Fresh is best and we strongly endorse that everyone buy fresh produce items. They provide essential nutrients that nourish the body, which is important during these times. Too often do people buy fresh produce items and throw them away before using them because they went bad. Avoid this problem by washing your produce, chopping it up, and placing it in freezer bags or containers. You can prep smoothie bags or prep vegetable combinations for healthy vegetable sides.
Put Leftovers On One Shelf:
Leftovers make great lunches, but they can get lost in the chaos that is your fridge. To limit food waste and enjoy all the food you made, keep the containers with leftovers on one shelf. This helps you know where all your leftovers are, and you’ll think of them more often if they are in one place.
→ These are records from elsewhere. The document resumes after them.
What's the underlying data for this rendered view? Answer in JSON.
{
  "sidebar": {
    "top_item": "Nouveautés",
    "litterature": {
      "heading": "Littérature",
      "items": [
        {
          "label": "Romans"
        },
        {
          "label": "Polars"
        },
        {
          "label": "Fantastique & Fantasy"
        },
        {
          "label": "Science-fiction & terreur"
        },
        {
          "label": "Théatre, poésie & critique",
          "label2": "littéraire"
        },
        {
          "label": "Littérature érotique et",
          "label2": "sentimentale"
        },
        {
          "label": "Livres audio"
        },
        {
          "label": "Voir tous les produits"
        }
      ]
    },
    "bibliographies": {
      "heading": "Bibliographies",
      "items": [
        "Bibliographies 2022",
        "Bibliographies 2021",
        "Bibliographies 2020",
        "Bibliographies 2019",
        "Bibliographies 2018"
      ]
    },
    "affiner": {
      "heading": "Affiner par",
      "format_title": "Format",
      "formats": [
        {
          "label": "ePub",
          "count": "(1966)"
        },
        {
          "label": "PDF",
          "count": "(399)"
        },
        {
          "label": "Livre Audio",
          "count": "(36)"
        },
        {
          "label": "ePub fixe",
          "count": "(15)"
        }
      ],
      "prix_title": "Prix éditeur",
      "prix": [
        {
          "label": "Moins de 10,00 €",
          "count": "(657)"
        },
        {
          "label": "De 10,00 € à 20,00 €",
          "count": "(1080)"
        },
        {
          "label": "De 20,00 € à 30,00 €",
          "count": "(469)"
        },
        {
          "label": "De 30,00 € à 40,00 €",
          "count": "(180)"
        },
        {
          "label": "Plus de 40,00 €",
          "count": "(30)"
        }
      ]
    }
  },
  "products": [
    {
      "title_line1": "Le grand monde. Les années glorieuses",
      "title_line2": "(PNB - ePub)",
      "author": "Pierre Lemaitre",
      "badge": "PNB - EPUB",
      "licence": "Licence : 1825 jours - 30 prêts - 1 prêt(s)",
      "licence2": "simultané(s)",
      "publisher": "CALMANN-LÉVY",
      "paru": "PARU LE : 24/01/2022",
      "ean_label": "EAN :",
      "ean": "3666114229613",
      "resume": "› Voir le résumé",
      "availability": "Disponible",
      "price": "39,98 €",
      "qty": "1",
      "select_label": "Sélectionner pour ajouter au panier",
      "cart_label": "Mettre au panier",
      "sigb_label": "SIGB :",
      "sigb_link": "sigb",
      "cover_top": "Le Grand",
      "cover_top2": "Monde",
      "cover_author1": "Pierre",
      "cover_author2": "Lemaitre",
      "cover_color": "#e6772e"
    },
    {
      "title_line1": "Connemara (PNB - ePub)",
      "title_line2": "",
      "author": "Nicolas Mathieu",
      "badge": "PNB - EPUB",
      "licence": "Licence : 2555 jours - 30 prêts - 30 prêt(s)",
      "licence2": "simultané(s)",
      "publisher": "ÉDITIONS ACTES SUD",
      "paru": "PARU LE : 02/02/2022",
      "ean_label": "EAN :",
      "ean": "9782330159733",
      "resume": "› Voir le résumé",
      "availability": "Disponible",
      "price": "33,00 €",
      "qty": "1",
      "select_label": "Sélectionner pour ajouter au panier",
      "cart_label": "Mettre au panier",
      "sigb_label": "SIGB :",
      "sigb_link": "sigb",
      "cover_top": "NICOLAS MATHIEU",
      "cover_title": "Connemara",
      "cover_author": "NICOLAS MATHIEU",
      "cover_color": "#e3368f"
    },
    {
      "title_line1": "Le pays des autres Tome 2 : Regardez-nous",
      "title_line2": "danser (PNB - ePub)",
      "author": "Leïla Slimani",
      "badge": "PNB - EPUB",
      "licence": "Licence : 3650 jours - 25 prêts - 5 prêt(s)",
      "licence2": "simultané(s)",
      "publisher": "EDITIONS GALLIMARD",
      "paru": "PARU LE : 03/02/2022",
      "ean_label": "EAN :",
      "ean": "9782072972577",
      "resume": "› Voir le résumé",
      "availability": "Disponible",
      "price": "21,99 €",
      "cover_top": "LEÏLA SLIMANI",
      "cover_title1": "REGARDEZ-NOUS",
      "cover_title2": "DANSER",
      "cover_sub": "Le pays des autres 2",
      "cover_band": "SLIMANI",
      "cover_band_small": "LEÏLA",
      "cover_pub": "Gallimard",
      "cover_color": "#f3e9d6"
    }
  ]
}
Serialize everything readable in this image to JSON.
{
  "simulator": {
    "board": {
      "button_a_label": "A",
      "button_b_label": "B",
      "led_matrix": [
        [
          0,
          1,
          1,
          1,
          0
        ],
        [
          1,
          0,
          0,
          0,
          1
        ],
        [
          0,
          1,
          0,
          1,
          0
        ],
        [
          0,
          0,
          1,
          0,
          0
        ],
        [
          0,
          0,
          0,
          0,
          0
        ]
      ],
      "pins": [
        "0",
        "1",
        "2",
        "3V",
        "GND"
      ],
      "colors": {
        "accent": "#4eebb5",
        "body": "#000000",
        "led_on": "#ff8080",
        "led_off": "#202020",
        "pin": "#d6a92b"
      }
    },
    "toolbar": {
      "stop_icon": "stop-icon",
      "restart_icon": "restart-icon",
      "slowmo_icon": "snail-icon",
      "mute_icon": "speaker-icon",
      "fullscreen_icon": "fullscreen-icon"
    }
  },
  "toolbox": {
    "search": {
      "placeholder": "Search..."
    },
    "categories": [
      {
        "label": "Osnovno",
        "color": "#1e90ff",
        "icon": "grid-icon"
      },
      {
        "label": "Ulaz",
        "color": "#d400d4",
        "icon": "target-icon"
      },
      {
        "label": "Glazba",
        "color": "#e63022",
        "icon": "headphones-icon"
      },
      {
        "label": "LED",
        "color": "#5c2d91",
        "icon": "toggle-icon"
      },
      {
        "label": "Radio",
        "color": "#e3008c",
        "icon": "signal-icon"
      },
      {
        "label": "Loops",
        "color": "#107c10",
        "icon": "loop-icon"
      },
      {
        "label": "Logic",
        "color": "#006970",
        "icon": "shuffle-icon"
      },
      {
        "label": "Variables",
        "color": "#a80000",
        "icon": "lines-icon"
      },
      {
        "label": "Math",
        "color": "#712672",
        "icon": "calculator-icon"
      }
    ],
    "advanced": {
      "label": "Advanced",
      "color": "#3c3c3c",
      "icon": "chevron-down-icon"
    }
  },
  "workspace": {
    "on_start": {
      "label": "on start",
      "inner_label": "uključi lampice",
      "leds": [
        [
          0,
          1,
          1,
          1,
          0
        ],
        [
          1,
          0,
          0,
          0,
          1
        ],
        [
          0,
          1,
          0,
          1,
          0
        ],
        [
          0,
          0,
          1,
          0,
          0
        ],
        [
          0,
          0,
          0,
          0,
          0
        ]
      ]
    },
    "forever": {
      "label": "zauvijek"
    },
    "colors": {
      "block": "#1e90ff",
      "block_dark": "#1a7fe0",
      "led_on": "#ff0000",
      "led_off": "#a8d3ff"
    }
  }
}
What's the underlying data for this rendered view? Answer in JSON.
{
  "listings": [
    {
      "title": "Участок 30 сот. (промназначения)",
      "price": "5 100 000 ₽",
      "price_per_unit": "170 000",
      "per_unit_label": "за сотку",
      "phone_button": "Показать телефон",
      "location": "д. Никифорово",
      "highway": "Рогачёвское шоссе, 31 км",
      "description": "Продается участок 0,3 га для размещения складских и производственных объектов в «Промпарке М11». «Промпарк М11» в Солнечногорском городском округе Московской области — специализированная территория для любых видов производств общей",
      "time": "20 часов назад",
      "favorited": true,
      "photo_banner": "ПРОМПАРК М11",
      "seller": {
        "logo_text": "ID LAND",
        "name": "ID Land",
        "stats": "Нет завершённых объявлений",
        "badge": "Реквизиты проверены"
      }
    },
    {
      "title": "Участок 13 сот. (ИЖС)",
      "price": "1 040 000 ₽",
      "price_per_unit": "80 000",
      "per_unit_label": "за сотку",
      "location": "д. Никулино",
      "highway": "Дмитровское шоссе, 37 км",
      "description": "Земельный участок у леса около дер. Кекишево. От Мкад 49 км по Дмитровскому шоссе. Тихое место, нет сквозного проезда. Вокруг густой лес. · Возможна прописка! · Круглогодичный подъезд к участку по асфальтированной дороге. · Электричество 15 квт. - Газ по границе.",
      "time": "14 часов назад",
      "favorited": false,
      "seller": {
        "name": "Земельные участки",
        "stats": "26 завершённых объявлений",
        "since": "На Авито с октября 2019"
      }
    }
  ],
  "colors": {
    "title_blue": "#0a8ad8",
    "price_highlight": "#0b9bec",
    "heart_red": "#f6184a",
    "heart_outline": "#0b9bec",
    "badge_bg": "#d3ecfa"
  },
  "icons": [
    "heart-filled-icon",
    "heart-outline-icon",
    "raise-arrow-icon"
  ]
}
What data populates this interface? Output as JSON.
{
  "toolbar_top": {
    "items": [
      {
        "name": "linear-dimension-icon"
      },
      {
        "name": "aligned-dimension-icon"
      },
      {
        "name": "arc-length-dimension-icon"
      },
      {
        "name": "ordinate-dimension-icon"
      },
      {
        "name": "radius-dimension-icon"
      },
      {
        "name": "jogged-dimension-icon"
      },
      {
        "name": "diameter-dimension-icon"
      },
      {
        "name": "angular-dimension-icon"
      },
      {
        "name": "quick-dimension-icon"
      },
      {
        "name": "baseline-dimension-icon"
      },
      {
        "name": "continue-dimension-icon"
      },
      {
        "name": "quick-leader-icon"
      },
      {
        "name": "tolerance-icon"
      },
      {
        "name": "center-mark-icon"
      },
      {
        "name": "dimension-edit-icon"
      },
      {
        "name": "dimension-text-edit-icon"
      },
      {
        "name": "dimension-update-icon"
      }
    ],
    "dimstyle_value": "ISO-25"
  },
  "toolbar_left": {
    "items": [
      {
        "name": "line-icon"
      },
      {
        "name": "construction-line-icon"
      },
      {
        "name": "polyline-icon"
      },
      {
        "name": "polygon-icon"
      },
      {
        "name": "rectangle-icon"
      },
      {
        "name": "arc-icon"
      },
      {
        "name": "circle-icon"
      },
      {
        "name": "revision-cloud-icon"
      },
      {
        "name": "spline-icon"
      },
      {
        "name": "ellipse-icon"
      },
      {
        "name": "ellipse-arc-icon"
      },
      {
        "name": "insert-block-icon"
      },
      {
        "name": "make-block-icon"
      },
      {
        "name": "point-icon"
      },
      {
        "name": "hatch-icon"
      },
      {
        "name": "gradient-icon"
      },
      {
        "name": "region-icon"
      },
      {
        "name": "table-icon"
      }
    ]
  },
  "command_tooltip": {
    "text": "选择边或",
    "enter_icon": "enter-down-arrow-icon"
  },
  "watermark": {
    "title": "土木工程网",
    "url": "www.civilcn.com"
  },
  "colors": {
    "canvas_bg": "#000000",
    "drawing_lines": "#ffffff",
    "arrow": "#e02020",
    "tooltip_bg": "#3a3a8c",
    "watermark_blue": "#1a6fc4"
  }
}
This is the first step towards mindful eating.
Organize The Fridge:
There are lots of groceries going in and out of the refrigerator these days. Keep tabs on what comes in and what goes out by allocating certain shelves, drawers, or door space to specific food items. For instance:
- Use Bins: If you want to keep meal preparations together, prep your vegetables for specific meals and add them to containers. This will help you know what to make and you won’t have to think as much about cooking.
- Keep Fruits And Vegetables At Eye Level: It’s natural to put fruits and vegetables in produce drawers, but it’s hard to see them in these drawers. Change that by storing produce on shelves that are at eye level. Seeing them more helps to avoid food waste, and it’s a friendly reminder to eat fruits and vegetables every day.
- Store Condiments In The Door: Condiments remain the warmest because of the constant opening and closing of the fridge. Organize your condiments by height and move on from there.